Hard to explain exactly in english, but good photography has imo mostly to do with the attention you put into the subject (1000 times more important than any gear or technical perfection). Keep looking, keep playing/searching, dare to try something else. And don't make it a routine (although i love efficient working in some fields; finish with at least one thing different or "risky").

To do this, just as important: try to be free in your head without an extra layer of stress, worries (about photography or something completely different) or negative thoughts about how the model receives you or the client. It has to be yours primarily. That's why they hired you. It's almost like meditation. :)
Oh and don't follow the trend of following trends!!!! Put your own soul into it.

My life moto is also living like it's your first day (instead of the always mentioned last day). In other words: keep being surprised. Sounds vague maybe, but for me after 23 years in this work, this is still key to me. Actually the only way to keep doing this.

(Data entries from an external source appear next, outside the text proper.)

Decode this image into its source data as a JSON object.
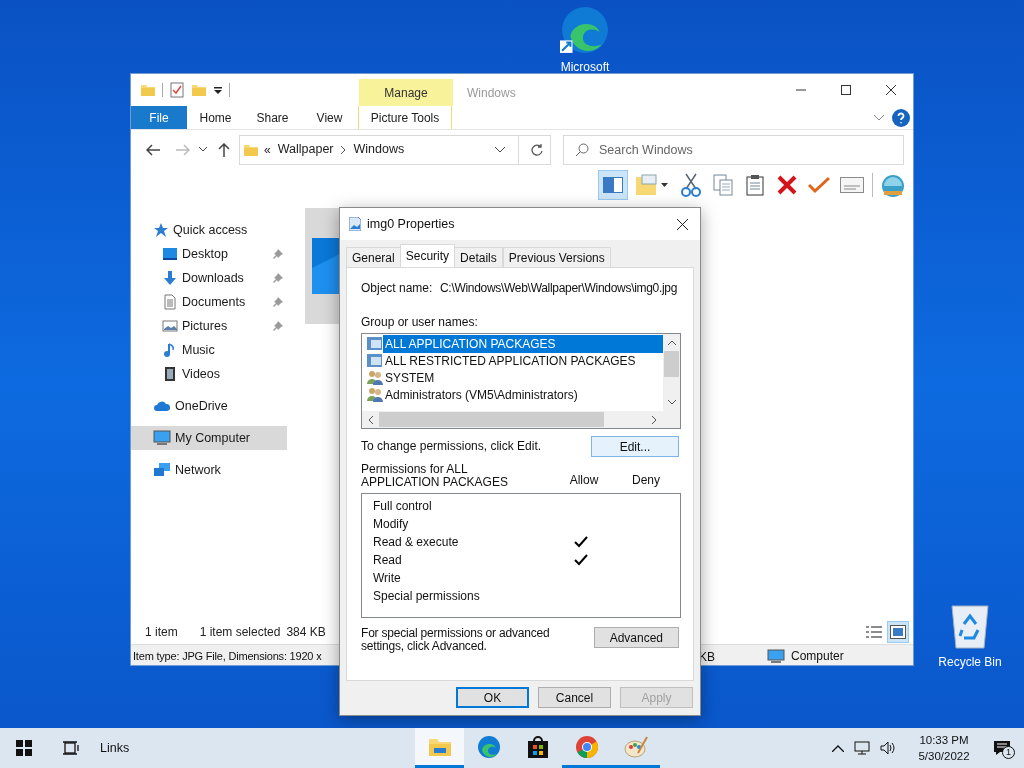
{
  "desktop_icons": [
    {
      "kind": "edge",
      "label": "Microsoft"
    },
    {
      "kind": "recycle",
      "label": "Recycle Bin"
    }
  ],
  "explorer": {
    "title": "Windows",
    "context_group": "Manage",
    "ribbon_tabs": [
      {
        "kind": "file",
        "label": "File"
      },
      {
        "kind": "tab",
        "label": "Home"
      },
      {
        "kind": "tab",
        "label": "Share"
      },
      {
        "kind": "tab",
        "label": "View"
      },
      {
        "kind": "context",
        "label": "Picture Tools"
      }
    ],
    "address": {
      "overflow": "«",
      "crumbs": [
        "Wallpaper",
        "Windows"
      ]
    },
    "search": {
      "placeholder": "Search Windows"
    },
    "sidebar": [
      {
        "kind": "star",
        "label": "Quick access",
        "selected": false,
        "children": [
          {
            "kind": "desktop",
            "label": "Desktop",
            "pinned": true,
            "selected": false
          },
          {
            "kind": "download",
            "label": "Downloads",
            "pinned": true,
            "selected": false
          },
          {
            "kind": "document",
            "label": "Documents",
            "pinned": true,
            "selected": false
          },
          {
            "kind": "pictures",
            "label": "Pictures",
            "pinned": true,
            "selected": false
          },
          {
            "kind": "music",
            "label": "Music",
            "pinned": false,
            "selected": false
          },
          {
            "kind": "videos",
            "label": "Videos",
            "pinned": false,
            "selected": false
          }
        ]
      },
      {
        "kind": "cloud",
        "label": "OneDrive",
        "selected": false
      },
      {
        "kind": "computer",
        "label": "My Computer",
        "selected": true
      },
      {
        "kind": "network",
        "label": "Network",
        "selected": false
      }
    ],
    "status": {
      "count": "1 item",
      "selected": "1 item selected",
      "size": "384 KB"
    },
    "view_buttons": [
      {
        "kind": "details",
        "selected": false
      },
      {
        "kind": "large",
        "selected": true
      }
    ],
    "details_bar": {
      "info": "Item type: JPG File, Dimensions: 1920 x",
      "size": "KB",
      "location": "Computer"
    }
  },
  "dialog": {
    "title": "img0 Properties",
    "tabs": [
      {
        "label": "General",
        "selected": false
      },
      {
        "label": "Security",
        "selected": true
      },
      {
        "label": "Details",
        "selected": false
      },
      {
        "label": "Previous Versions",
        "selected": false
      }
    ],
    "object_label": "Object name:",
    "object_value": "C:\\Windows\\Web\\Wallpaper\\Windows\\img0.jpg",
    "groups_label": "Group or user names:",
    "groups": [
      {
        "kind": "package",
        "label": "ALL APPLICATION PACKAGES",
        "selected": true
      },
      {
        "kind": "package",
        "label": "ALL RESTRICTED APPLICATION PACKAGES",
        "selected": false
      },
      {
        "kind": "users",
        "label": "SYSTEM",
        "selected": false
      },
      {
        "kind": "users",
        "label": "Administrators (VM5\\Administrators)",
        "selected": false
      }
    ],
    "edit_hint": "To change permissions, click Edit.",
    "edit_button": "Edit...",
    "permissions_label": "Permissions for ALL APPLICATION PACKAGES",
    "allow_label": "Allow",
    "deny_label": "Deny",
    "permissions": [
      {
        "label": "Full control",
        "allow": false,
        "deny": false
      },
      {
        "label": "Modify",
        "allow": false,
        "deny": false
      },
      {
        "label": "Read & execute",
        "allow": true,
        "deny": false
      },
      {
        "label": "Read",
        "allow": true,
        "deny": false
      },
      {
        "label": "Write",
        "allow": false,
        "deny": false
      },
      {
        "label": "Special permissions",
        "allow": false,
        "deny": false
      }
    ],
    "advanced_hint": "For special permissions or advanced settings, click Advanced.",
    "advanced_button": "Advanced",
    "buttons": [
      {
        "label": "OK",
        "kind": "default",
        "disabled": false
      },
      {
        "label": "Cancel",
        "kind": "normal",
        "disabled": false
      },
      {
        "label": "Apply",
        "kind": "normal",
        "disabled": true
      }
    ]
  },
  "taskbar": {
    "links": "Links",
    "apps": [
      {
        "kind": "explorer",
        "open": true
      },
      {
        "kind": "edge",
        "open": false
      },
      {
        "kind": "store",
        "open": false
      },
      {
        "kind": "chrome",
        "open": true
      },
      {
        "kind": "paint",
        "open": true
      }
    ],
    "time": "10:33 PM",
    "date": "5/30/2022",
    "notifications": "1"
  }
}
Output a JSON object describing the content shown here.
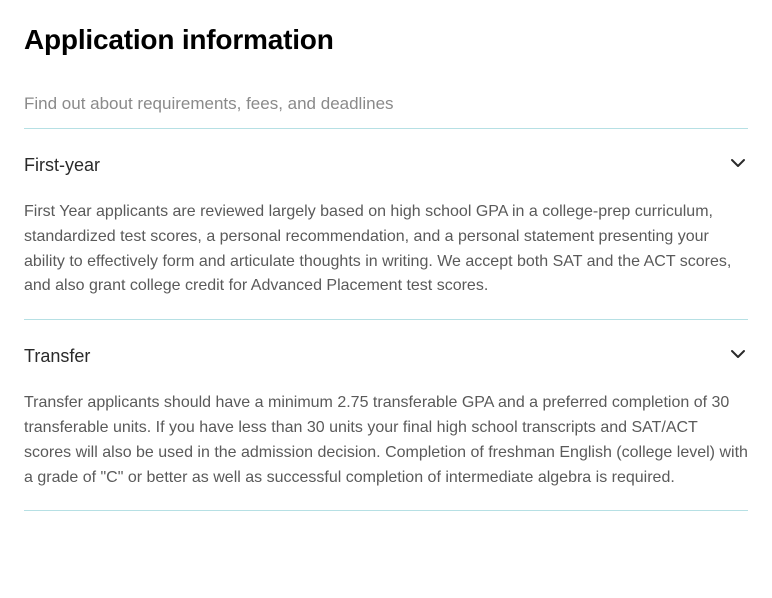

My own path to improvement: look deeper; practice and evolve the craft. Period